_Exercise goal_
Copy out each line of the material in which the word "wins" can be found.
------ Data supplied
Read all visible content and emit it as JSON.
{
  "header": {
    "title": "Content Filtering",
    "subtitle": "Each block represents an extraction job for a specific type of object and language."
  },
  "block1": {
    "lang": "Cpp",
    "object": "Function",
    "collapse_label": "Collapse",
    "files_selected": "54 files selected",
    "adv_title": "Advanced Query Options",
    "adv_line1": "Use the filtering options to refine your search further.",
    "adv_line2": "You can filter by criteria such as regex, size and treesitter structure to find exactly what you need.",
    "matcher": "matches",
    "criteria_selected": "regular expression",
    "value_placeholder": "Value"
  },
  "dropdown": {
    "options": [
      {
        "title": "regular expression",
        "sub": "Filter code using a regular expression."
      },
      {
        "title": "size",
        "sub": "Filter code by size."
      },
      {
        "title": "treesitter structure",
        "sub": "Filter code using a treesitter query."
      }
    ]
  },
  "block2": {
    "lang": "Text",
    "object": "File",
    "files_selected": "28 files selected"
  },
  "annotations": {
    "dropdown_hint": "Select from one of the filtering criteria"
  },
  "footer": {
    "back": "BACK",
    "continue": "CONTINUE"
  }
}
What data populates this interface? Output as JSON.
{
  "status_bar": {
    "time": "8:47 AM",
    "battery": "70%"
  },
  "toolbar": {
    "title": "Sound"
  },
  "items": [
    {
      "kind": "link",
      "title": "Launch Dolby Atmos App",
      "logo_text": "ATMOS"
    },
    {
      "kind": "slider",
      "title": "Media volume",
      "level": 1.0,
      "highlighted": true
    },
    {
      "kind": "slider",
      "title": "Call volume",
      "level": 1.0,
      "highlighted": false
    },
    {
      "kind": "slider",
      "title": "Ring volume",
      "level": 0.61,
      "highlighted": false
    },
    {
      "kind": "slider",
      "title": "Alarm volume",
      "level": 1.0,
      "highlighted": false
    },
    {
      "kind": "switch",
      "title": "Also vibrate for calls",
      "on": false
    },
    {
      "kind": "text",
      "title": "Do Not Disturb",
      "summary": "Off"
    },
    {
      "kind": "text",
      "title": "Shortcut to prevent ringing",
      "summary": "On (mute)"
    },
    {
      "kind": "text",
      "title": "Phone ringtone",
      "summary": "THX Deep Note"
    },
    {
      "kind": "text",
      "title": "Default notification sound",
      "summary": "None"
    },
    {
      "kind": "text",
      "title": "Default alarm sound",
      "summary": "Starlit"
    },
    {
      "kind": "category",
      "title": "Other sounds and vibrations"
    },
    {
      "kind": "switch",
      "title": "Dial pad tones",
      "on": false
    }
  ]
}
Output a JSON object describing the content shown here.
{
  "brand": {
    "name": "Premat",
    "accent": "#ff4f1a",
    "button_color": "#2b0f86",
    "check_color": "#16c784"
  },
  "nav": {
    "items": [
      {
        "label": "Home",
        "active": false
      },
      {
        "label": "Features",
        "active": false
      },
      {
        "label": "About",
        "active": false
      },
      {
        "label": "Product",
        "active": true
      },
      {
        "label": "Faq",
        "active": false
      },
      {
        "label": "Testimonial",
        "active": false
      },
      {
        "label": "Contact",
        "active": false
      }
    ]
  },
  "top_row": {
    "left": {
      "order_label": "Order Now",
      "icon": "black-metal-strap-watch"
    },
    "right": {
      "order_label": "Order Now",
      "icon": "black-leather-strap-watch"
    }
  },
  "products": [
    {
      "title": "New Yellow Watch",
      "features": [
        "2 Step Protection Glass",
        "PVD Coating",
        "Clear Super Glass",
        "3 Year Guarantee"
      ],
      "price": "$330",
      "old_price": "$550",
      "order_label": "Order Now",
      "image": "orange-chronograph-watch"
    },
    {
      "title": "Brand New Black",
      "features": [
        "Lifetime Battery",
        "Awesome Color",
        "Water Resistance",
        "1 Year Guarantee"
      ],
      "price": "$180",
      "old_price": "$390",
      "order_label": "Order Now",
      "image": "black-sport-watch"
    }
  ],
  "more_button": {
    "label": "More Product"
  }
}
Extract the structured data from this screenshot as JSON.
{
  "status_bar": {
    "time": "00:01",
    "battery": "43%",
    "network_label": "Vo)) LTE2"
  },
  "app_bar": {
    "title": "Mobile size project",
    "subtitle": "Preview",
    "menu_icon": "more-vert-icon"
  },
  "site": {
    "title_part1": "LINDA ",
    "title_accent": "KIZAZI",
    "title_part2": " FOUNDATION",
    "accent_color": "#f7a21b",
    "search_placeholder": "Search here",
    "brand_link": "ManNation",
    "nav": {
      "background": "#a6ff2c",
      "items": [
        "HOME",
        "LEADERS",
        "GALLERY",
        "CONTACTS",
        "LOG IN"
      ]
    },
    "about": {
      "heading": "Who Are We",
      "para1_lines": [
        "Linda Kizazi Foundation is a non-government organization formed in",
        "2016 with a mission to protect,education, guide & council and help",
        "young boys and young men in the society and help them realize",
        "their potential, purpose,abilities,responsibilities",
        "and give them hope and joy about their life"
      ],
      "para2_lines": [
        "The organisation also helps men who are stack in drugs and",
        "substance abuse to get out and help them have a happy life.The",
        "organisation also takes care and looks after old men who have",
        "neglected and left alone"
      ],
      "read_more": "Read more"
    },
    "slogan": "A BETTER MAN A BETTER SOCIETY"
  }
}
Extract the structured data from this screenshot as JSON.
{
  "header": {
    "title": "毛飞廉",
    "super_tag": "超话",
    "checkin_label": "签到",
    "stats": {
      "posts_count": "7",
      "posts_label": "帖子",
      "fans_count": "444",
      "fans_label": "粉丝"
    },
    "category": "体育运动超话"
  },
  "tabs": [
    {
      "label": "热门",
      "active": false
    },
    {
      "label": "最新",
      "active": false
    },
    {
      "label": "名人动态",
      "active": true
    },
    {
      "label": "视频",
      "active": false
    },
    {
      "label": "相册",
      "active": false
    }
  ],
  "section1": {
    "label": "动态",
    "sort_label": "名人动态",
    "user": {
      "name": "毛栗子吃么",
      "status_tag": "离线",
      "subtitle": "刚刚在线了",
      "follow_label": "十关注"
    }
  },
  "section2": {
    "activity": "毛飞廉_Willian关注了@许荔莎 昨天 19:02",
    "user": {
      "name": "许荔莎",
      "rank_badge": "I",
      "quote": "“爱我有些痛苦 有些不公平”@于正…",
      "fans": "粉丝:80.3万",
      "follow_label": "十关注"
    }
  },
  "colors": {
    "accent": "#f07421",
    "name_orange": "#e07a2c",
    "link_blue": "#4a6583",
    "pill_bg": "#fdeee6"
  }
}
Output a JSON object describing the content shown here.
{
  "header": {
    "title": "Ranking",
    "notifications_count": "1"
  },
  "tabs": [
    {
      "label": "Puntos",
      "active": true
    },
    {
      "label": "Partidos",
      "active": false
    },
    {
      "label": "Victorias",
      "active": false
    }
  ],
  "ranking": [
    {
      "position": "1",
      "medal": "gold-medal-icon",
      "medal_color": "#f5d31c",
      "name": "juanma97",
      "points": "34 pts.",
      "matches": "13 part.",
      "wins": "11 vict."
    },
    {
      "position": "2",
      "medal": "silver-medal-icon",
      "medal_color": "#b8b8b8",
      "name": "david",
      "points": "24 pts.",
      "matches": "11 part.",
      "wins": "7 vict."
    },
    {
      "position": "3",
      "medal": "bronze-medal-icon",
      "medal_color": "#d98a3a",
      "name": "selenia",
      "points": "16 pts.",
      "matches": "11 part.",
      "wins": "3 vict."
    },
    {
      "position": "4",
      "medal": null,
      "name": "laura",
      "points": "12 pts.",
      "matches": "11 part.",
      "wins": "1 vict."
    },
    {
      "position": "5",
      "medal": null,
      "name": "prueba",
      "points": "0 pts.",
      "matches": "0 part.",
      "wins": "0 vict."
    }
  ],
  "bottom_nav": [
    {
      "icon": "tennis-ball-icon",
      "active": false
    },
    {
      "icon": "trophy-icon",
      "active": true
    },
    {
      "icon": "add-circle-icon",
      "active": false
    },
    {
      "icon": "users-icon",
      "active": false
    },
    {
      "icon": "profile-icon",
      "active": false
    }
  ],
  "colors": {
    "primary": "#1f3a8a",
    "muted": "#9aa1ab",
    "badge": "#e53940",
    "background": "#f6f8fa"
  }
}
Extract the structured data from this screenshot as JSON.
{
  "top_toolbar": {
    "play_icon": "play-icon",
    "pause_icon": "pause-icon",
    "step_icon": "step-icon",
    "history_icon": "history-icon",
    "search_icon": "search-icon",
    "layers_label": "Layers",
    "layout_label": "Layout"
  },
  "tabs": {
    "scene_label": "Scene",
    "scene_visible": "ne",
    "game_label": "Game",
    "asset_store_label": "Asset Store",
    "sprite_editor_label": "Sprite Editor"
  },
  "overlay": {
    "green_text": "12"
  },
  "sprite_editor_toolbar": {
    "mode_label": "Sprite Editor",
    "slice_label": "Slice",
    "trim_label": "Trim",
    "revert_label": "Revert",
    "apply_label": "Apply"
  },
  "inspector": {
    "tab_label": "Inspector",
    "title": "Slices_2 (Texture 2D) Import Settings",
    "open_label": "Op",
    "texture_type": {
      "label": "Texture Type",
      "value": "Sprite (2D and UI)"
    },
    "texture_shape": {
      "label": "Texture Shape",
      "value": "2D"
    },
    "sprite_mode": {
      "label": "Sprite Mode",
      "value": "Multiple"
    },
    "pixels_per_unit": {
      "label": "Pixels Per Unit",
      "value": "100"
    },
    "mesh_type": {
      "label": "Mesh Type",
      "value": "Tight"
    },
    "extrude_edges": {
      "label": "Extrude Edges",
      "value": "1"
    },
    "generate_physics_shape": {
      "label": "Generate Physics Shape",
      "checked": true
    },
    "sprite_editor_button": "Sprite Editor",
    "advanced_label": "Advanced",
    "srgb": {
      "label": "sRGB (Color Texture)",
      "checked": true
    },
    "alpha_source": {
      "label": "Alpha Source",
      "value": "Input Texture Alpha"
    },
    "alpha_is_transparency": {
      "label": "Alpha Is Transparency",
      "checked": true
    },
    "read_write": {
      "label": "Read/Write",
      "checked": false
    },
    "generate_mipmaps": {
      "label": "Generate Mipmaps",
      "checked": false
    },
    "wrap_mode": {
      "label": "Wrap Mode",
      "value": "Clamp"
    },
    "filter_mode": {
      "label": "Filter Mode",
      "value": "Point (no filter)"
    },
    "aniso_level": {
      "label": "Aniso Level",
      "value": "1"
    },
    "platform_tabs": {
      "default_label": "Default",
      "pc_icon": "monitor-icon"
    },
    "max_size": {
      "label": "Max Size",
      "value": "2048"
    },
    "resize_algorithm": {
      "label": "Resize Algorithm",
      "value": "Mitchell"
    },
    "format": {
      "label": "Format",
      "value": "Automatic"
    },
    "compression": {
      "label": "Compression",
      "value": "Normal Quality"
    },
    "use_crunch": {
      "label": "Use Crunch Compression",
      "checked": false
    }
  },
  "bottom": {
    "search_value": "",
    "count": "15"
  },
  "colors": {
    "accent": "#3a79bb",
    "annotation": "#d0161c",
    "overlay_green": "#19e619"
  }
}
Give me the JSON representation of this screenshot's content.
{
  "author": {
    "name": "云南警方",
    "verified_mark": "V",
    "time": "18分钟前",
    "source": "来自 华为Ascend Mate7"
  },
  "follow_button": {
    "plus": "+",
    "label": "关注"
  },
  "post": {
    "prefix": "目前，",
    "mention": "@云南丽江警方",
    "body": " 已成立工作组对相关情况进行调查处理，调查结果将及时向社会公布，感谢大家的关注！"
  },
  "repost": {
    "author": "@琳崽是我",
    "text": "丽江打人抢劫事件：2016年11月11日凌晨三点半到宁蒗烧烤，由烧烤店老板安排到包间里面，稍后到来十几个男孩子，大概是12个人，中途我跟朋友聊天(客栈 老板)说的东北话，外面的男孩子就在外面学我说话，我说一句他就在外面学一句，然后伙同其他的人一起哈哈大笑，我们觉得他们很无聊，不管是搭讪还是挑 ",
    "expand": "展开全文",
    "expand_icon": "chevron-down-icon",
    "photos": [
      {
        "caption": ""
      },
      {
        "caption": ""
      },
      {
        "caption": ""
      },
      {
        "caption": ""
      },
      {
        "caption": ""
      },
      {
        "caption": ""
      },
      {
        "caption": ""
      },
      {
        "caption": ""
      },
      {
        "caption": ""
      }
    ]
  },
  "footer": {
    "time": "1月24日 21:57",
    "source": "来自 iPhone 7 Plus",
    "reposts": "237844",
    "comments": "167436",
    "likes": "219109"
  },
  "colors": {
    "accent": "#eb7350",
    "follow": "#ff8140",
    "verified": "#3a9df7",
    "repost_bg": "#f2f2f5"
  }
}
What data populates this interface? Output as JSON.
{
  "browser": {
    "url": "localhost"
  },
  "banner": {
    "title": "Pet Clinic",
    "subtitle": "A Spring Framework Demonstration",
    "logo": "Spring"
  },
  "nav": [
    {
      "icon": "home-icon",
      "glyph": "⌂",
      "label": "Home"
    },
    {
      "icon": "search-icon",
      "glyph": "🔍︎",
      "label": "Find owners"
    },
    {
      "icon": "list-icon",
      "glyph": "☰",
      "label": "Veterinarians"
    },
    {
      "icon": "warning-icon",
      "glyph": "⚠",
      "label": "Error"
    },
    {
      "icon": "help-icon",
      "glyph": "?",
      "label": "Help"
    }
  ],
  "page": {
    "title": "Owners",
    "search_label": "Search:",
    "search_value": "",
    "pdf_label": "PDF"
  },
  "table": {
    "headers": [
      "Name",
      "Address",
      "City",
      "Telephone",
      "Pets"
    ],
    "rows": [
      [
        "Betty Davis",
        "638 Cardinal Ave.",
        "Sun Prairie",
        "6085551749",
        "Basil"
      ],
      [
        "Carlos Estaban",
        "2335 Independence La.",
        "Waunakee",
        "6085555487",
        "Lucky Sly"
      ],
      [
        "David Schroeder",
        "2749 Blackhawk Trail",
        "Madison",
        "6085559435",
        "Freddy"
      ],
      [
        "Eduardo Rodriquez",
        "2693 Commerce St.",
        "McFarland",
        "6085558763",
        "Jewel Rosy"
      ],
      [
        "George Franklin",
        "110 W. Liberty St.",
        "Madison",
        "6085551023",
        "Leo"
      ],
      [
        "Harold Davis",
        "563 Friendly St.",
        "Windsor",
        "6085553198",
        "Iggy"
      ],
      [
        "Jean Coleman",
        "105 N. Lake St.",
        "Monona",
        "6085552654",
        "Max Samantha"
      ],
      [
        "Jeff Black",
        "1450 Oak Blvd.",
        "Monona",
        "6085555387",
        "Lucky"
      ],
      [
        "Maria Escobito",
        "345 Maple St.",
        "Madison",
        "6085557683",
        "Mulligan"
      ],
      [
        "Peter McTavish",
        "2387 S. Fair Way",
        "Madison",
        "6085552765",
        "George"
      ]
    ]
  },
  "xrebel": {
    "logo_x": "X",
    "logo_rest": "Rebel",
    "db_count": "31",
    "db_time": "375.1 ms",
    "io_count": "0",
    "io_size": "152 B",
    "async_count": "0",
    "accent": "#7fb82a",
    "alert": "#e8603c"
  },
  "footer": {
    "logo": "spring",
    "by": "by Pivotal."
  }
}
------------
_Finished task_
      "wins": "11 vict."
      "wins": "7 vict."
      "wins": "3 vict."
      "wins": "1 vict."
      "wins": "0 vict."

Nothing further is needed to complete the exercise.